“Again, a lot of these type of films are driven by previs because they’re so complex, and the studios like to see what’s going to happen. And every single shot costs a lot, because in this movie, the main character doesn’t even exist until he’s created — and that’s a very unusual situation to be in. And based on how late I came on, and wanting to tell a very different story, which meant completely re-writing the whole script — and still planning to meet the original release date — it meant I had a very curtailed prep, which in turn meant I couldn’t develop the previs to the usual level. But I found that to be fantastic and liberating, as never having done mo-cap before, my fear was that everything would be driven by the stuff you do in previs. Previs can be a great tool, but it can’t give you a performance, and a lot of the camera angles I choose are based on what the actors are doing and the light. So although I didn’t have enough prep, it meant I was able to shoot it exactly the way I’d do a 2D non-mo-cap movie.”
Do you like post?
“I love it. It’s a cliché but it’s really where you get to sit down and really shape all the raw material and actually make your film. And as I said earlier, you start doing post right away on a film like this, so it’s really the biggest part of the whole process. And it’s the calmest part of the whole process. So I’m a huge fan of post.”
Where did you do the post?
“On the Fox lot. We’re doing all the sound [and] everything there.”
The film was edited by William Hoy and Stan Salfas; tell us about that relationship and how it worked?
“Because our whole schedule was so tight, they were on the set at both locations and started cutting material right away. That way I could shoot, look at a rough assembly of scenes, keep shooting, and so on.”
How many visual effects shots are there in the film?
“I lost count! And we’re still waiting for shots to come in. There’s probably a couple of thousand, but then every shot is a VFX shot in a sense, as something’s going on somewhere in the frame.”
Tell us about working with Weta and VFX supervisor Joe Letteri?
“Joe came on the set and his guys were there all the time. I think we had 30 or 35 people on each unit, 50 or so mo-cap cameras, and then a bunch of helmet cams that were constantly rolling in any scenes that involved an ape character. So it was a huge crew on top of the traditional crew.”
What was the most technically-difficult shot to pull off?
“We had one major sequence of the surviving human colony we shot on this huge set on half a city block in downtown New Orleans, and that was pretty tough as it had to look like it was gray and overcast, like the stuff we’d shot in Vancouver. So matching footage from British Columbia and then Louisiana was obviously hard, but Michael did an amazing job, considering the story all takes place in the San Francisco area.”
Talk about the importance of music and sound?
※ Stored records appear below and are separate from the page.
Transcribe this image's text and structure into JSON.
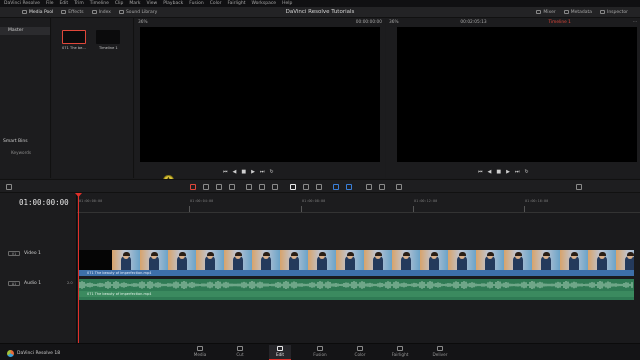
{
  "menu": [
    "DaVinci Resolve",
    "File",
    "Edit",
    "Trim",
    "Timeline",
    "Clip",
    "Mark",
    "View",
    "Playback",
    "Fusion",
    "Color",
    "Fairlight",
    "Workspace",
    "Help"
  ],
  "window_title": "DaVinci Resolve Tutorials",
  "toolbar": {
    "media_pool": "Media Pool",
    "effects": "Effects",
    "edit_index": "Index",
    "sound_library": "Sound Library",
    "mixer": "Mixer",
    "metadata": "Metadata",
    "inspector": "Inspector"
  },
  "bins": {
    "master": "Master",
    "smart_bins": "Smart Bins",
    "keywords": "Keywords"
  },
  "media_pool": {
    "clips": [
      {
        "label": "071 The be..."
      },
      {
        "label": "Timeline 1"
      }
    ]
  },
  "source_viewer": {
    "zoom": "36%",
    "timecode": "00:00:00:00",
    "dropdown": ""
  },
  "timeline_viewer": {
    "zoom": "36%",
    "timecode": "00:02:05:13",
    "timeline_name": "Timeline 1"
  },
  "timeline": {
    "timecode": "01:00:00:00",
    "ruler": [
      "01:00:00:00",
      "01:00:04:00",
      "01:00:08:00",
      "01:00:12:00",
      "01:00:16:00"
    ],
    "video_track": {
      "tag": "V1",
      "name": "Video 1",
      "clip_name": "071 The beauty of imperfection.mp4"
    },
    "audio_track": {
      "tag": "A1",
      "name": "Audio 1",
      "level": "2.0",
      "clip_name": "071 The beauty of imperfection.mp4"
    }
  },
  "footer": {
    "app_name": "DaVinci Resolve 18"
  },
  "pages": [
    "Media",
    "Cut",
    "Edit",
    "Fusion",
    "Color",
    "Fairlight",
    "Deliver"
  ],
  "active_page": "Edit"
}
“Film is a visual medium but it’s also hard to overstate the importance of music and sound to those visuals. There’s so much information you give an audience through those areas, and I also had a fantastic composer in Michael Giacchino, who won the Oscar for Up. He’s an incredible artist with such soul and power in his music. Eddy Nelson and Will Files are doing the sound effects and mixing, and Will and Doug Murray are doing all the sound design. They’re so talented and I’ve worked with them since Cloverfield, and all the sound design is incredibly important to me, in trying to match the reality of the visual that Michael and Weta created. I didn’t want it to just feel like the traditional big-movie sound. I wanted it to be very subtle and totally immersive. Doug is literally going over all the ape voices, trying to find some ape sounds that echo the performances in places where we can’t use the actor’s voice. And Will’s been creating all these marvelous effects. So it’s a very complex process, but I’m very excited about how it’s all blending together."
The DI must be vital?
“Absolutely. We’re doing it with Company 3 colorist Stefan Sonnenfeld, on the Blackmagic Da Vinci Resolve, and we’re going for a darker look than the last film, with a lot of attention to detail with the apes.”